The bug was a straight-lanced meadow katydid (very fitting name) which we later identified at home with our insect identification book.  Apparently, the ‘lance’ is an ovipositor making this particular insect a female.  She uses the ovipositor to help bury her eggs in the soil.  I’m less scared now, but still not picking it up.

Hygroscopic earthstar

I recently took a trip up north with my family and we went on a few hikes like we usually do.  On one of the hikes, we found this odd alien-looking thing next to a log.  I figured it was a mushroom of some sort, but I’m terrible at identifying mushrooms so I took a picture of it and uploaded it to my nature identification app.  The app said it was a crab… It was very much NOT a crab, so I did more research (here’s a friendly reminder to not always trust your app).

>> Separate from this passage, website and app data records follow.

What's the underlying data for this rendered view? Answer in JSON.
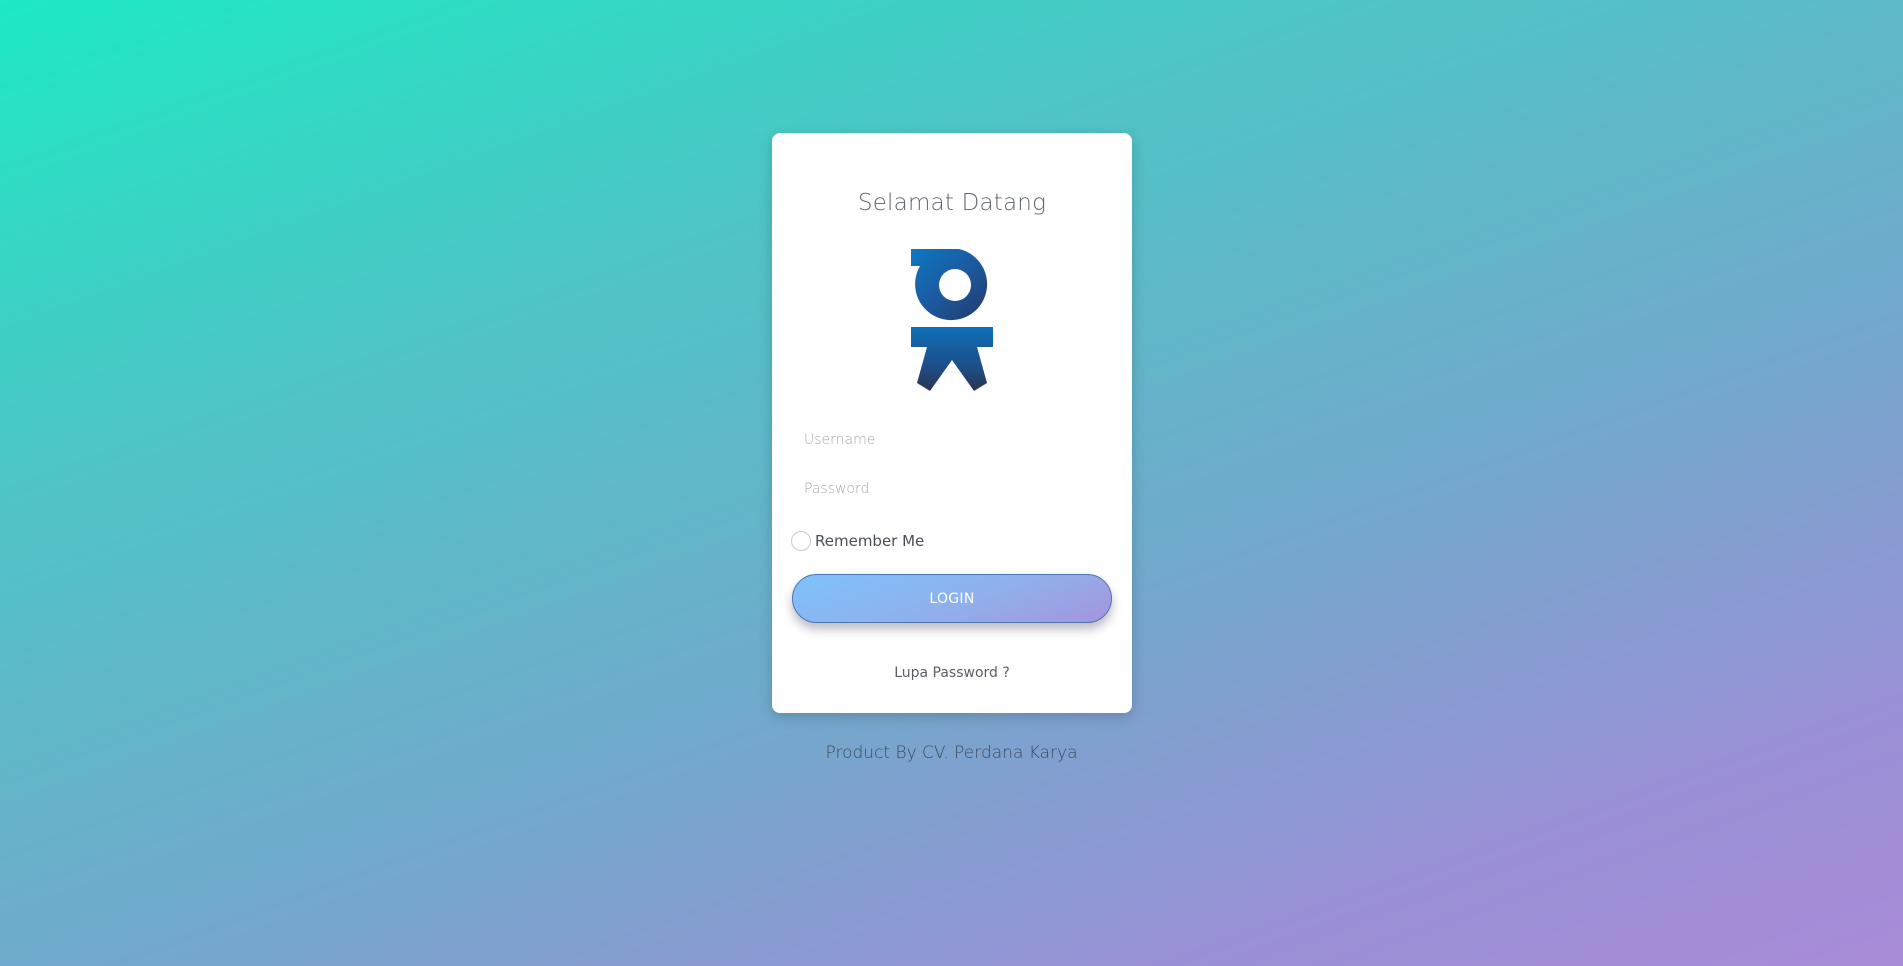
{
  "login_card": {
    "title": "Selamat Datang",
    "logo": "ok-logo",
    "username_placeholder": "Username",
    "password_placeholder": "Password",
    "remember_label": "Remember Me",
    "login_label": "LOGIN",
    "forgot_label": "Lupa Password ?"
  },
  "footer": {
    "text": "Product By CV. Perdana Karya"
  },
  "colors": {
    "background_gradient": [
      "#1de9c3",
      "#4fc4c6",
      "#72a9cc",
      "#9a8fd6",
      "#a98cd8"
    ],
    "button_gradient": [
      "#7ec2fb",
      "#8fb0ec",
      "#a794de"
    ],
    "logo_blue": "#1e5a9c"
  }
}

It turns out that it was a hygroscopic earthstar.  Aside from being a great band name, hygroscopic earthstars are a type of mushroom that open up with increased moisture in the air (and close when it’s dry).  When opened, raindrops land on the round center ball of the mushroom, causing puffs of spores to come out.  The ‘legs’ even curl under the mushroom to elevate it off of the ground so that spores can be swept away with the wind.  HERE is a time-lapse video of one opening and closing.

Guess who made this mark on the tree?

On a different hike later that day we came across a strange marking on a pine tree about five and a half feet off the ground.  The friends we were with knew exactly what the mark was because they live in the area and have seen the creature that left this mark nearby.  If you look closely you can see the individual scratches in the tree made by a black bear.

Bear’s aren’t quite hibernating yet, so they can still be spotted (occasionally) out and about.  They often mark trees by clawing, biting, or rubbing their bodies against them.  They do this for many reasons like scent marking to communicate with potential mates, marking a territory, or to simply scratch an itch.

Well, I hope you enjoyed my virtual tour of nature as it’s happening.  However you experience the outdoors or nature, be it physical, virtual, spiritual, or anything in between, I encourage you to do it!

See you next month!